Some 120,000 Likud voters headed to party primaries on Tuesday as Netanyahu called for a strong turnout.
By David Isaac, World Israel News
With Israel’s right splintered among warring parties and the left exploring ways to coalesce, Prime Minister Benjamin Netanyahu called for a strong turnout as 120,000 Likud party voters headed to the polls on Tuesday to determine the party’s list of candidates that will compete in the April 9 elections.
“Combinations among left-wing parties endanger us,” Netanyahu said, according to Israel Hayom. The paper reported that the prime minister had reached out to the new head of the Jewish Home party, Rabbi Rafi Peretz, on Monday night, asking him to work for the unification of small right-wing parties, among them Otzma Yehudit (“Jewish Strength”) and Zehut (“Identity”).

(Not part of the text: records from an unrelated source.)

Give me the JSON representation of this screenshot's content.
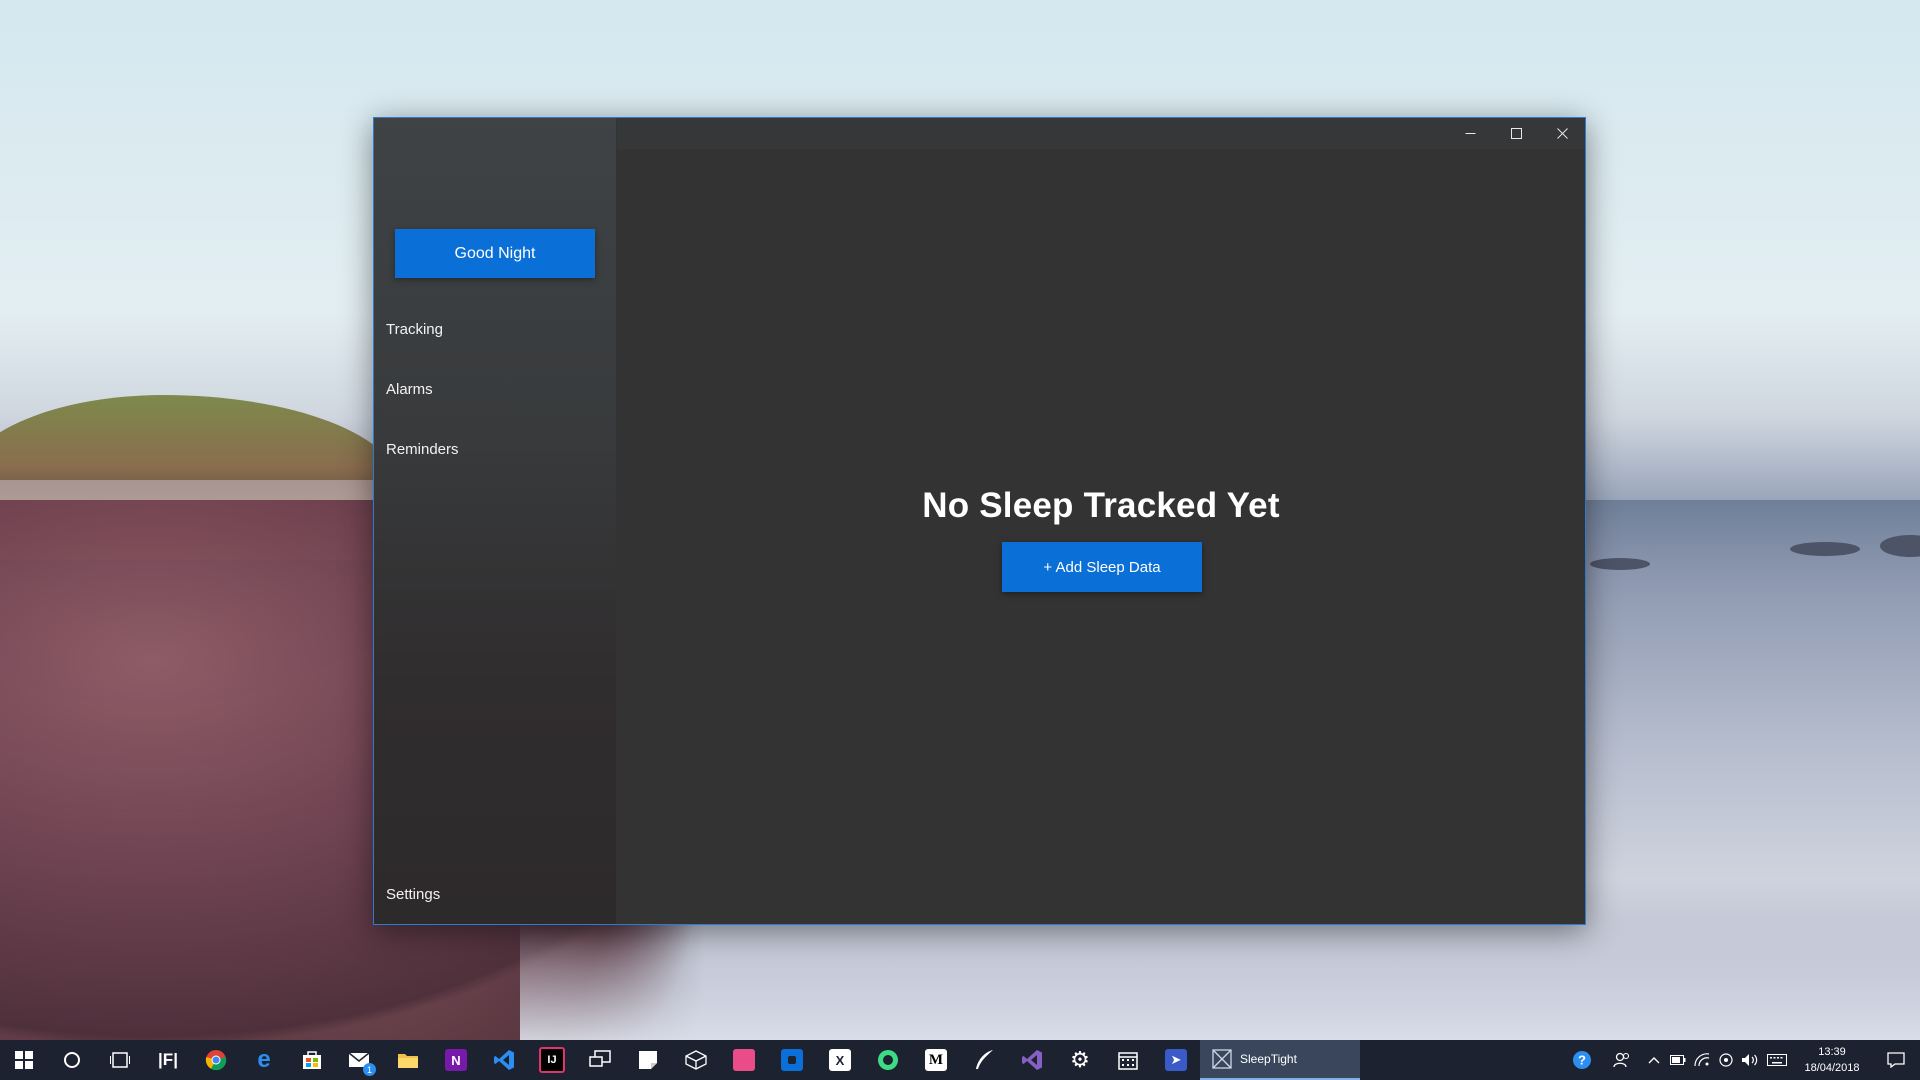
{
  "window": {
    "controls": {
      "minimize": "minimize",
      "maximize": "maximize",
      "close": "close"
    }
  },
  "sidebar": {
    "primary_button": "Good Night",
    "items": [
      {
        "label": "Tracking"
      },
      {
        "label": "Alarms"
      },
      {
        "label": "Reminders"
      }
    ],
    "settings_label": "Settings"
  },
  "main": {
    "empty_title": "No Sleep Tracked Yet",
    "add_button": "+ Add Sleep Data"
  },
  "taskbar": {
    "pinned_icons": [
      "windows-start-icon",
      "cortana-search-icon",
      "task-view-icon",
      "fl-studio-icon",
      "chrome-icon",
      "edge-icon",
      "store-icon",
      "mail-icon",
      "file-explorer-icon",
      "onenote-icon",
      "vscode-icon",
      "intellij-icon",
      "remote-desktop-icon",
      "sticky-notes-icon",
      "3d-viewer-icon",
      "dribbble-icon",
      "app-blue-icon",
      "excel-icon",
      "android-studio-icon",
      "medium-icon",
      "quill-icon",
      "visual-studio-icon",
      "settings-icon",
      "calendar-icon",
      "paper-plane-icon"
    ],
    "fl_label": "|F|",
    "medium_label": "M",
    "active_app": "SleepTight",
    "mail_badge": "1",
    "time": "13:39",
    "date": "18/04/2018"
  },
  "colors": {
    "accent": "#0A6FD6",
    "window_border": "#2D7AD3",
    "content_bg": "#333333",
    "taskbar_bg": "#1D2230"
  }
}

Polls show that neither party will pass the electoral threshold of 3.25 percent. That is the minimum percentage of the national vote a party requires in order to enter Israel’s parliament with four seats. Netanyahu fears that if one or more of the right-wing parties fail to pass the electoral threshold, it may be enough to bring a left-wing government to power, Israel Hayom reports.

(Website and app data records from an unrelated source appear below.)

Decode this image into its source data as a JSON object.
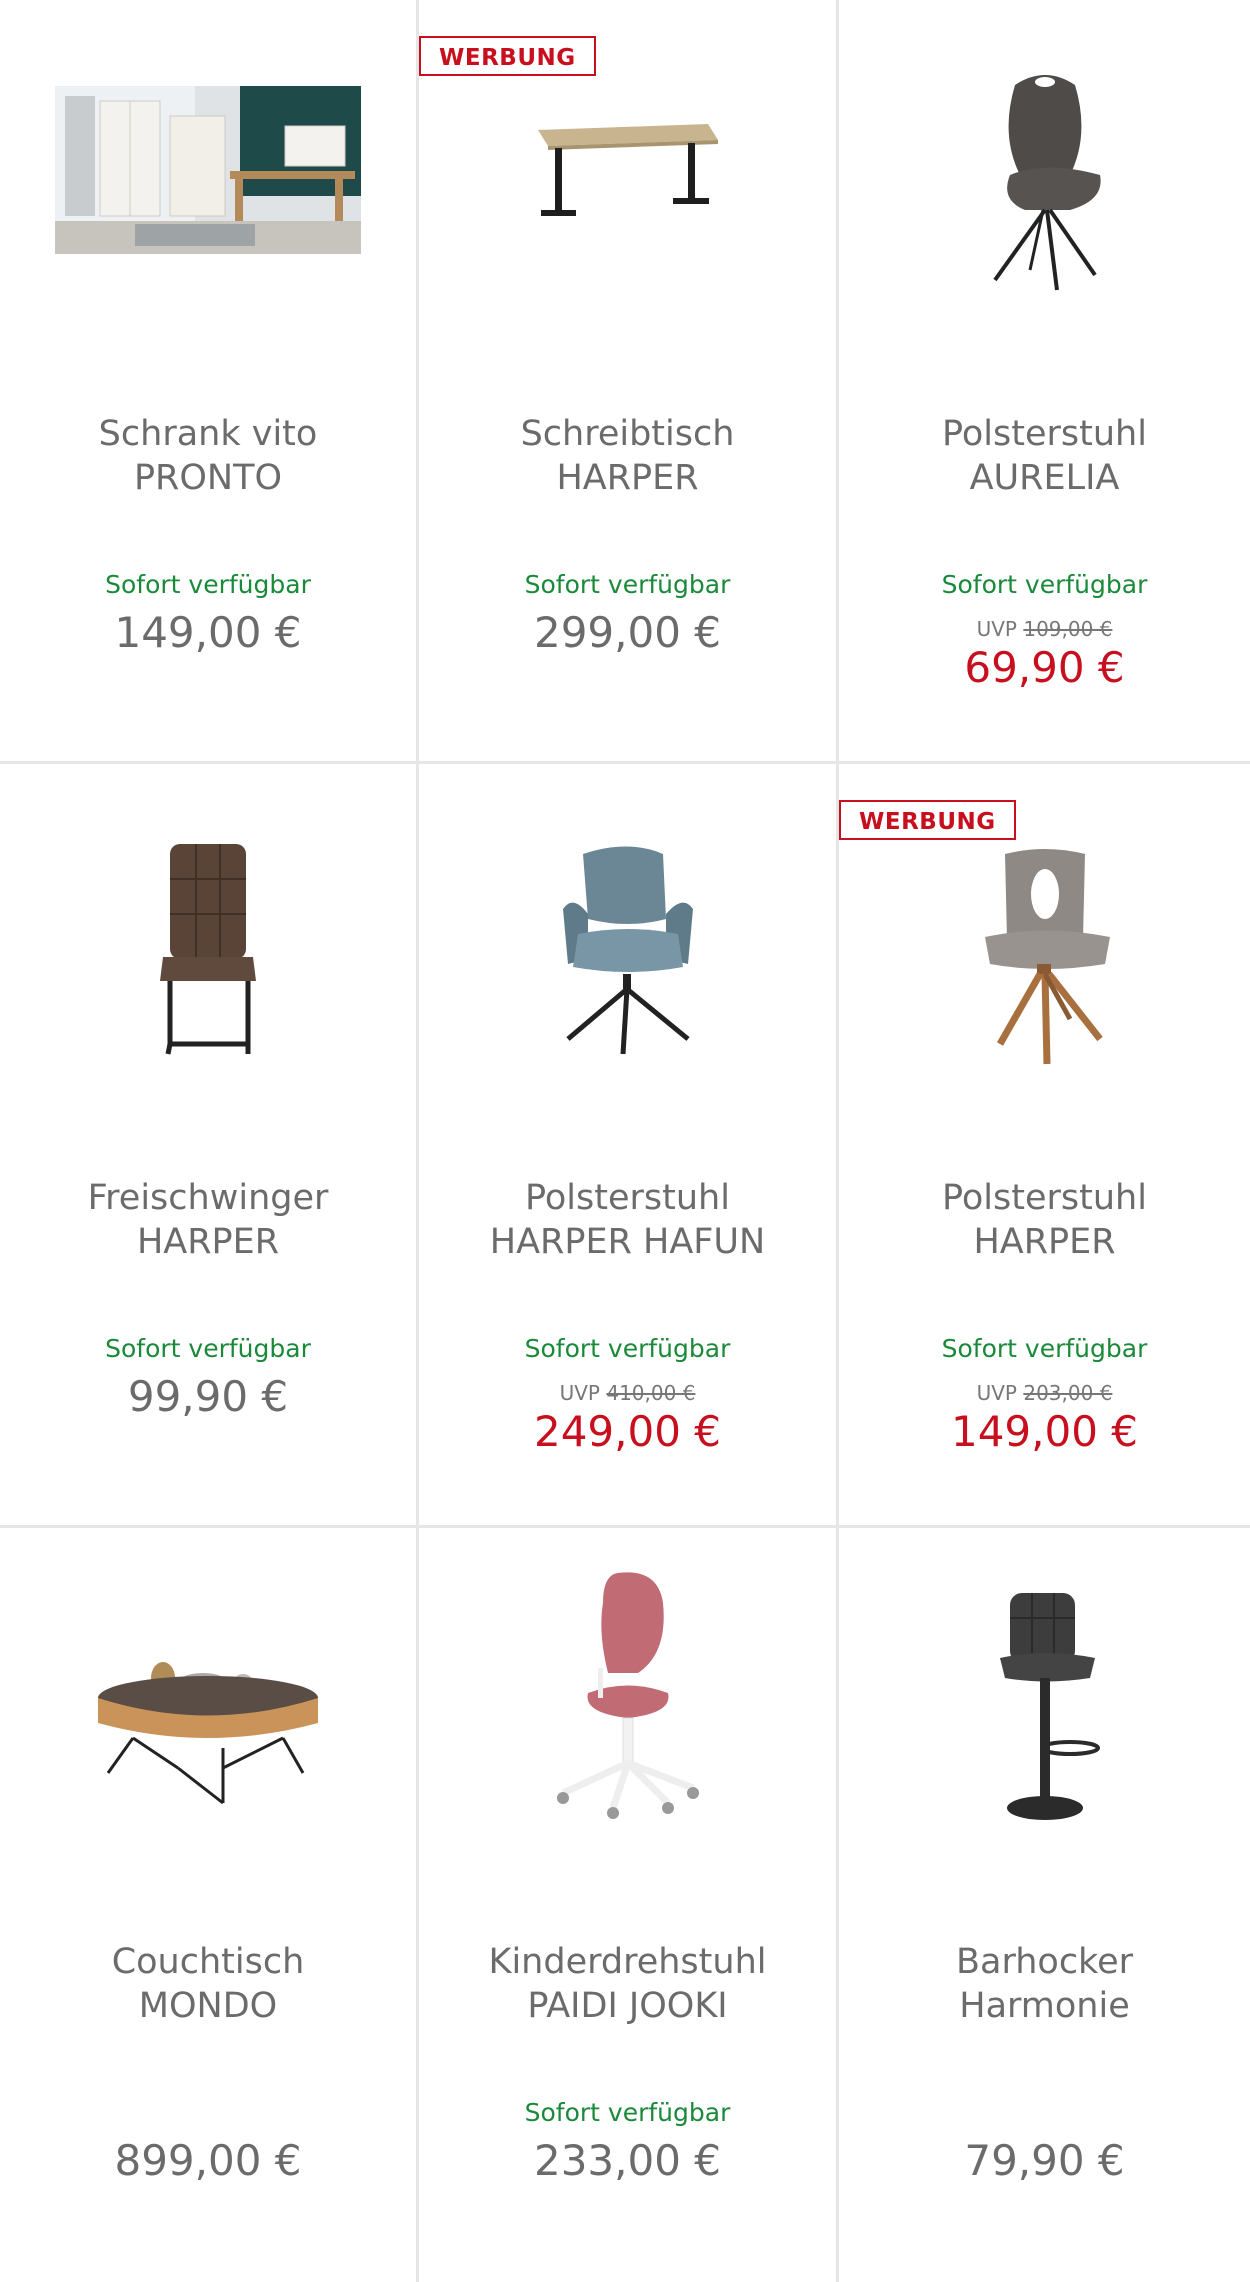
{
  "colors": {
    "sale_red": "#c80f1e",
    "available_green": "#1a8a3a",
    "text_gray": "#6b6b6b",
    "divider": "#e6e6e6"
  },
  "products": [
    {
      "badge": "",
      "image_icon": "office-room-photo",
      "name_line1": "Schrank vito",
      "name_line2": "PRONTO",
      "availability": "Sofort verfügbar",
      "uvp_label": "",
      "uvp_price": "",
      "price": "149,00 €",
      "sale": false
    },
    {
      "badge": "WERBUNG",
      "image_icon": "desk-icon",
      "name_line1": "Schreibtisch",
      "name_line2": "HARPER",
      "availability": "Sofort verfügbar",
      "uvp_label": "",
      "uvp_price": "",
      "price": "299,00 €",
      "sale": false
    },
    {
      "badge": "",
      "image_icon": "upholstered-chair-icon",
      "name_line1": "Polsterstuhl",
      "name_line2": "AURELIA",
      "availability": "Sofort verfügbar",
      "uvp_label": "UVP",
      "uvp_price": "109,00 €",
      "price": "69,90 €",
      "sale": true
    },
    {
      "badge": "",
      "image_icon": "cantilever-chair-icon",
      "name_line1": "Freischwinger",
      "name_line2": "HARPER",
      "availability": "Sofort verfügbar",
      "uvp_label": "",
      "uvp_price": "",
      "price": "99,90 €",
      "sale": false
    },
    {
      "badge": "",
      "image_icon": "armchair-icon",
      "name_line1": "Polsterstuhl",
      "name_line2": "HARPER HAFUN",
      "availability": "Sofort verfügbar",
      "uvp_label": "UVP",
      "uvp_price": "410,00 €",
      "price": "249,00 €",
      "sale": true
    },
    {
      "badge": "WERBUNG",
      "image_icon": "wooden-leg-chair-icon",
      "name_line1": "Polsterstuhl",
      "name_line2": "HARPER",
      "availability": "Sofort verfügbar",
      "uvp_label": "UVP",
      "uvp_price": "203,00 €",
      "price": "149,00 €",
      "sale": true
    },
    {
      "badge": "",
      "image_icon": "coffee-table-icon",
      "name_line1": "Couchtisch",
      "name_line2": "MONDO",
      "availability": "",
      "uvp_label": "",
      "uvp_price": "",
      "price": "899,00 €",
      "sale": false
    },
    {
      "badge": "",
      "image_icon": "kids-swivel-chair-icon",
      "name_line1": "Kinderdrehstuhl",
      "name_line2": "PAIDI JOOKI",
      "availability": "Sofort verfügbar",
      "uvp_label": "",
      "uvp_price": "",
      "price": "233,00 €",
      "sale": false
    },
    {
      "badge": "",
      "image_icon": "bar-stool-icon",
      "name_line1": "Barhocker",
      "name_line2": "Harmonie",
      "availability": "",
      "uvp_label": "",
      "uvp_price": "",
      "price": "79,90 €",
      "sale": false
    }
  ]
}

Netanyahu failed in an eleventh hour bid to lower the electoral threshold immediately following the announcement of Education Minister Naftali Bennett and Justice Minister Ayelet Shaked that they were leaving the Jewish Home party to form the New Right party. Ironically, Israel’s right has led a decades-long effort to raise the electoral threshold with the purpose of creating more political stability by reducing the number of smaller parties.
Fighting for a seat

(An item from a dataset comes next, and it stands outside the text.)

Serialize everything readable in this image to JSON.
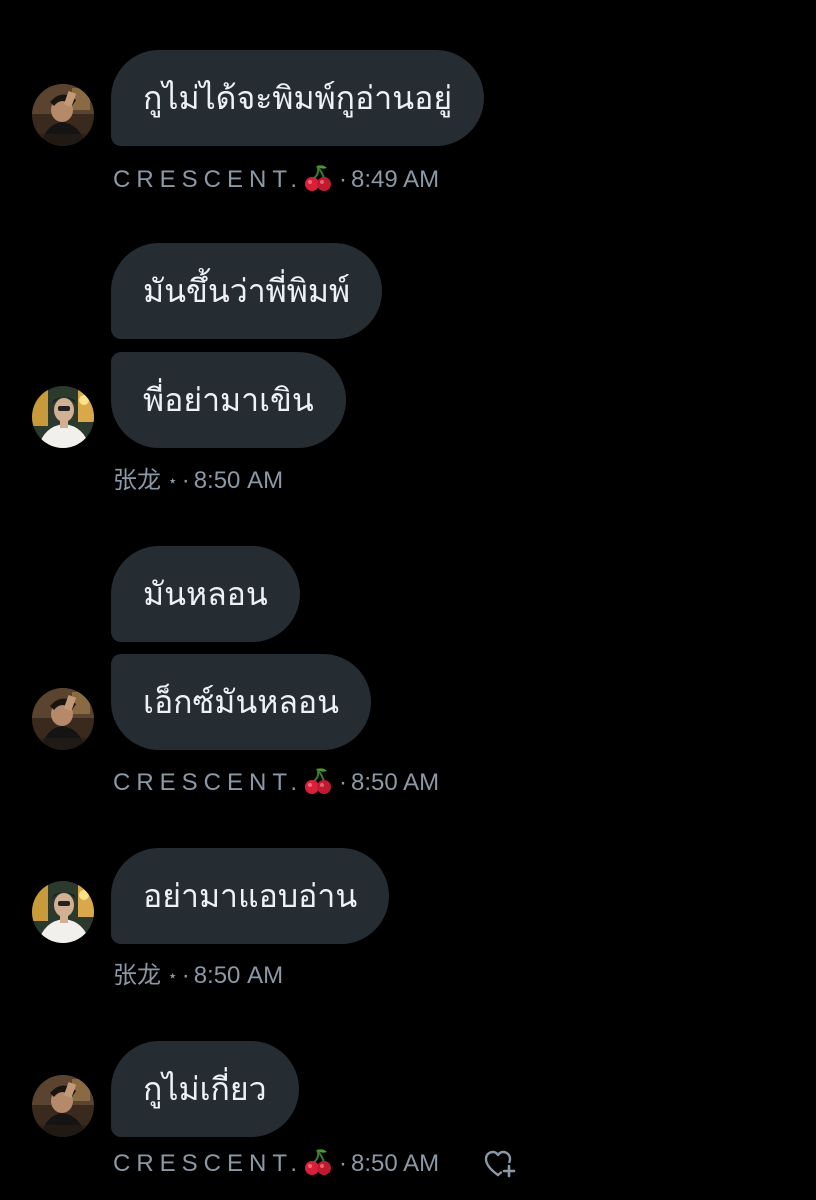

Polls consistently show the Likud taking 30 seats in the 120-seat Knesset. That means, the 143 Likud candidates are competing for less than 30 spots, actually 21, as some spots have already been set aside for various reasons (Netanyahu asked Likud officials to grant him the right to pick three candidates, two more than usual, arguing it was necessary “to ensure victory”). Likud members will vote whether to approve Netanyahu’s request during the primaries.
This fact has raised the tension in these primaries, as more than 30 current Likud Knesset members compete for the limited openings. None want to find themselves among the 10 left out in the cold when the 21st Knesset convenes after the April 9 elections.
Likud candidates have been scouring the land for votes, visiting local Likud branches to drum up support, Israel Hayom reports. Even senior ministers have been lobbying hard, seeing themselves as potential heirs to Netanyahu, they want to finish as close to the top of the Likud food chain as possible.